- _Your goal_: Could you write out each of the records below exactly?

- _Supplied records_:
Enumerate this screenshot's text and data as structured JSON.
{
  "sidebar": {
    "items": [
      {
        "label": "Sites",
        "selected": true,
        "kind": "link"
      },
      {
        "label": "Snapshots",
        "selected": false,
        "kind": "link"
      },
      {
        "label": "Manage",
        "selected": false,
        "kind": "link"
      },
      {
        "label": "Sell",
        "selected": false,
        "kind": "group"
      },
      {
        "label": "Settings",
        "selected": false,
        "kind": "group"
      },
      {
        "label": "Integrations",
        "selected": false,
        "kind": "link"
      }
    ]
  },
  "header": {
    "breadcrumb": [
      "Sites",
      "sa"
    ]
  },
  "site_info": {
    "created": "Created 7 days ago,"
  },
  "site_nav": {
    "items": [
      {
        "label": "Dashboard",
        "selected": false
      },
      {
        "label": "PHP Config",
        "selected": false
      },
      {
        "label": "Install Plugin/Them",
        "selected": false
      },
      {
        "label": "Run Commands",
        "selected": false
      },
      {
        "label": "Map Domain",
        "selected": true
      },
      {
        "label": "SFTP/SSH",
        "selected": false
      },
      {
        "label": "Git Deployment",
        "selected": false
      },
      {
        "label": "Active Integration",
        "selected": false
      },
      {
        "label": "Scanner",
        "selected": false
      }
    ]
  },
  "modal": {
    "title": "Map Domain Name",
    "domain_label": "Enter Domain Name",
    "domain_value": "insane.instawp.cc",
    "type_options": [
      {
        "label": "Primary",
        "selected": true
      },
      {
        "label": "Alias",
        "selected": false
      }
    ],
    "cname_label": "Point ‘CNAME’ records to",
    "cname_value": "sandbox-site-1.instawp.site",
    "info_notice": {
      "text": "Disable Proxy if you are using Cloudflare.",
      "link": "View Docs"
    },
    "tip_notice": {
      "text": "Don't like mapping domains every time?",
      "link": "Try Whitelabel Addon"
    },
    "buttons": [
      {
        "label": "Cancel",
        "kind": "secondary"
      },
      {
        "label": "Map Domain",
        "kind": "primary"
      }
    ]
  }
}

- _Reply to the task_:
Enumerate this screenshot's text and data as structured JSON.
{
  "sidebar": {
    "items": [
      {
        "label": "Sites",
        "selected": true,
        "kind": "link"
      },
      {
        "label": "Snapshots",
        "selected": false,
        "kind": "link"
      },
      {
        "label": "Manage",
        "selected": false,
        "kind": "link"
      },
      {
        "label": "Sell",
        "selected": false,
        "kind": "group"
      },
      {
        "label": "Settings",
        "selected": false,
        "kind": "group"
      },
      {
        "label": "Integrations",
        "selected": false,
        "kind": "link"
      }
    ]
  },
  "header": {
    "breadcrumb": [
      "Sites",
      "sa"
    ]
  },
  "site_info": {
    "created": "Created 7 days ago,"
  },
  "site_nav": {
    "items": [
      {
        "label": "Dashboard",
        "selected": false
      },
      {
        "label": "PHP Config",
        "selected": false
      },
      {
        "label": "Install Plugin/Them",
        "selected": false
      },
      {
        "label": "Run Commands",
        "selected": false
      },
      {
        "label": "Map Domain",
        "selected": true
      },
      {
        "label": "SFTP/SSH",
        "selected": false
      },
      {
        "label": "Git Deployment",
        "selected": false
      },
      {
        "label": "Active Integration",
        "selected": false
      },
      {
        "label": "Scanner",
        "selected": false
      }
    ]
  },
  "modal": {
    "title": "Map Domain Name",
    "domain_label": "Enter Domain Name",
    "domain_value": "insane.instawp.cc",
    "type_options": [
      {
        "label": "Primary",
        "selected": true
      },
      {
        "label": "Alias",
        "selected": false
      }
    ],
    "cname_label": "Point ‘CNAME’ records to",
    "cname_value": "sandbox-site-1.instawp.site",
    "info_notice": {
      "text": "Disable Proxy if you are using Cloudflare.",
      "link": "View Docs"
    },
    "tip_notice": {
      "text": "Don't like mapping domains every time?",
      "link": "Try Whitelabel Addon"
    },
    "buttons": [
      {
        "label": "Cancel",
        "kind": "secondary"
      },
      {
        "label": "Map Domain",
        "kind": "primary"
      }
    ]
  }
}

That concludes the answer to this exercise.